When Captain Marvel opened on 8 March 2019 it was kind of a big deal. After a decade of dragging their feet, Marvel Studios was finally putting the solo spotlight on one of their female superheroes. Brie Larson was bringing Earth’s mightiest hero – Carol Danvers/Captain Marvel – to life! This film would also mark the entrance of the Skrulls into the Marvel Cinematic Universe. The Skrulls, a shapeshifting alien race, have plagued the (comic) Marvel Universe since the ‘60s. As happened with Black Panther/Avengers: Infinity War the year before, it was a shame Avengers: Endgame came out so soon after Captain Marvel. Attention from this brilliant film was quickly redirected first to speculation about, then reaction to, and finally analysis of Avengers: Endgame. But there is so much in Captain Marvel that warrants a closer look, one point in particular being the Skrulls themselves. Continue reading
Chelsea Cain’s Man-Eaters: Vol. 1
I loved Chelsea Cain’ Mockingbird. It was a comic as fun as it was intelligent and laugh-out-loud funny, easily one of the best Marvel was publishing…until they prematurely cancelled it. So you can imagine my elation when I realized Chelsea Cain was back together with her entire Mockingbird team to do another comic!

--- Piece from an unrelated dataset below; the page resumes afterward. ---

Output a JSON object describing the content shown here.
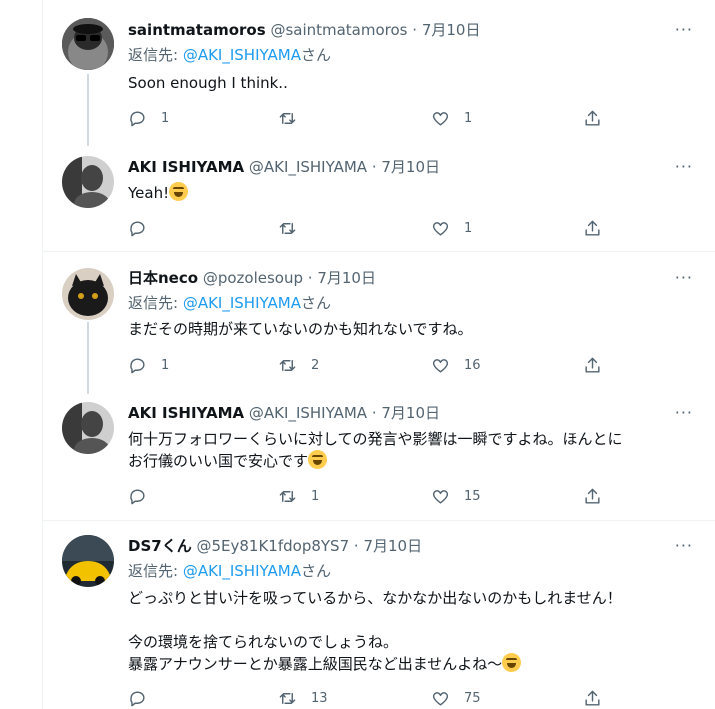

This time she’s writing for Image Comics and the result is the darkly satirical horror/comedy comic Man-Eaters. It’s narrative is richly symbolic and deeply mythological all while delivering a unflinching assault on patriarchal oppression. It’s funny and creepy and has this fascinating slow building mystery. If you’d like to know more (and who wouldn’t?!?) then you can click here to read the piece I wrote exploring it for Reads & Reels! I would be super happy if you clicked and read because I dig the piece, love the comic, and am happy to be featured on Reads & Reels :). So, um, what are you waiting for? Click away! Continue reading
Ten Surprises I Found When I FINALLY Read Marvel’s Civil War

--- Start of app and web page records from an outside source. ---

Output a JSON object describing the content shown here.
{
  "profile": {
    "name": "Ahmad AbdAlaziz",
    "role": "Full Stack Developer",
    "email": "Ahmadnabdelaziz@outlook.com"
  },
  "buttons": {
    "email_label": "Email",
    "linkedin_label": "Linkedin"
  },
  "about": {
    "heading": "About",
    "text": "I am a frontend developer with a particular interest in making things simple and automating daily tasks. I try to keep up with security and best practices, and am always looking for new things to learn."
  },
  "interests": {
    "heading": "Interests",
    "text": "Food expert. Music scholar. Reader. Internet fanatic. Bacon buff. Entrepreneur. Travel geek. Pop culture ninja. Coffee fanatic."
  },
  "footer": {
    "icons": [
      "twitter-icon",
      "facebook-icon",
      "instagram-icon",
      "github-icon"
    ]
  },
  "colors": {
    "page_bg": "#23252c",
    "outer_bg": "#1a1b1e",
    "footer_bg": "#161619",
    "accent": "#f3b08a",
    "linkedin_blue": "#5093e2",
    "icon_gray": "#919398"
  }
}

That’s right world, I finally did it! I FINALLY read Marvel’s “Civil War.” It only took me twelve years to do it :). This was, arguably, the biggest thing to happen to comic books during my seventeen year break in reading them. It was a company-wide crossover unlike anything Marvel had attempted before. It was a story working perfectly in-universe while also serving as one of the defining allegories of the times. Parts of it worked as comic books do when they are operating at their highest level. It was a shining example of a modern myth. Naturally, I’ve always been intrigued by it and it was certainly impossible (well impossible if you’re interested in comic books) to not have heard all about it. So it’s been a treat, as I’ve spent the last few months reading this modern epic, to find a few things which legitimately surprised me. Continue reading
What is #Comicsgate? Small Minds with Big Mouths

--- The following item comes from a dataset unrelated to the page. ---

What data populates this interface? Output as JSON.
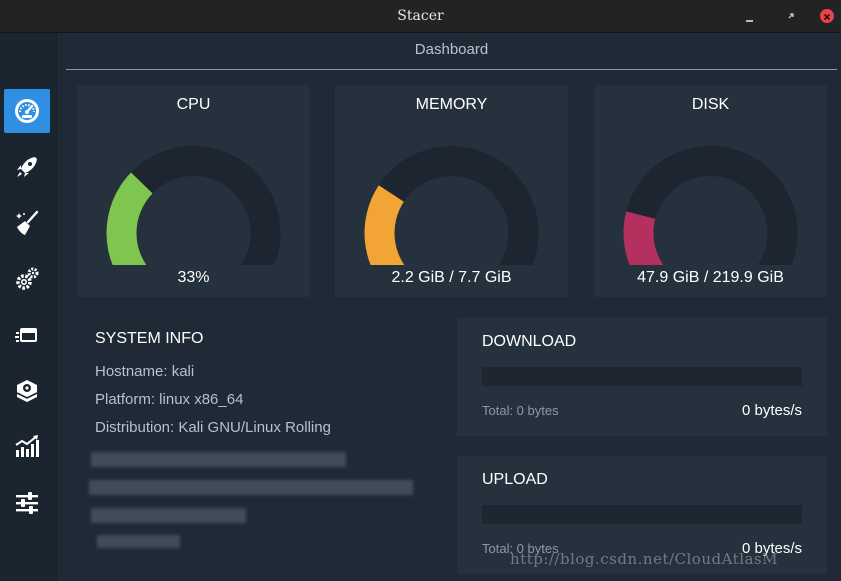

I’ve intentionally avoided writing about “#Comicsgate” until now. Honestly, I felt it didn’t deserve any more attention than it already had. It’s a movement of intolerance fueled by a small (compared to comic fandom as a whole) group of angry, close-minded individuals. They are very loud about their displeasure with the modern comic industry in an attempt to a) appear larger and more influential than they really are and b) garner more attention for their rantings. As such, I haven’t written about it. Why give this little, prattling monster what it wants? However, as someone who writes about his love of comic books while often showcasing my appreciation for the social justice lessons the better ones teach us, I figured it was time to finally talk about it. As it’s sadly not going anywhere (yet) I’d also like to offer my two cents on how we can counter things like this in the comic fan community. Continue reading